Problem :: Determine how many lines in the entries below include "apps". The reply should be that number and nothing else.
· · · · · · ·
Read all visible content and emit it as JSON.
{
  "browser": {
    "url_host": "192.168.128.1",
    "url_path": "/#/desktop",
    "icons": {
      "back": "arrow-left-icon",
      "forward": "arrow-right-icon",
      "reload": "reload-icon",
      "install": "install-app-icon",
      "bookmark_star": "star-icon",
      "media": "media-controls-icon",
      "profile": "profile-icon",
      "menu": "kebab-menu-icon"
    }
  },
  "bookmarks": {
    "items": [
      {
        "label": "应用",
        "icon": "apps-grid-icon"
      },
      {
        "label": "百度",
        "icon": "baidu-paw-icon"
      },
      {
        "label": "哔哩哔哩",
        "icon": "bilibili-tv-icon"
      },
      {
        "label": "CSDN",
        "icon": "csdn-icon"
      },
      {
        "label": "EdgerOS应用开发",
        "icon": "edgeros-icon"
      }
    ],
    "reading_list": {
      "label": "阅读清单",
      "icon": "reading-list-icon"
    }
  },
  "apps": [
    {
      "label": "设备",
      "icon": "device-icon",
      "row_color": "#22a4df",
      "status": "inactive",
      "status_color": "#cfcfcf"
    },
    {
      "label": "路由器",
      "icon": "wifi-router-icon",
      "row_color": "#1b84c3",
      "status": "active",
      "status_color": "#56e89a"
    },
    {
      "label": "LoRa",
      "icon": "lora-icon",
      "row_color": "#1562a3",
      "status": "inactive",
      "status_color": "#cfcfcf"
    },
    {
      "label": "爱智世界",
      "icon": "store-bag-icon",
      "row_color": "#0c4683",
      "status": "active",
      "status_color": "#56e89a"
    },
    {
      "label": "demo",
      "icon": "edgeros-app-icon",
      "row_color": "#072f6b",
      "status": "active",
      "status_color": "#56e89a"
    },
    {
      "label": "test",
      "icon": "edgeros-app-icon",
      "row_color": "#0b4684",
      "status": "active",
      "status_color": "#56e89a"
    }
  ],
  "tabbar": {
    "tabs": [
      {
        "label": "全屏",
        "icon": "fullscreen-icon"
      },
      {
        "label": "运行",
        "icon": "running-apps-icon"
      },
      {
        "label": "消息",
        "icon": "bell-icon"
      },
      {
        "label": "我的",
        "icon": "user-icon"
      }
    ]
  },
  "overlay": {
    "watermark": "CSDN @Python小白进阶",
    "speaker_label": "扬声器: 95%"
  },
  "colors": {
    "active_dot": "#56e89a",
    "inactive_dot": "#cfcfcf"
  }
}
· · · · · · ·
Response :: 3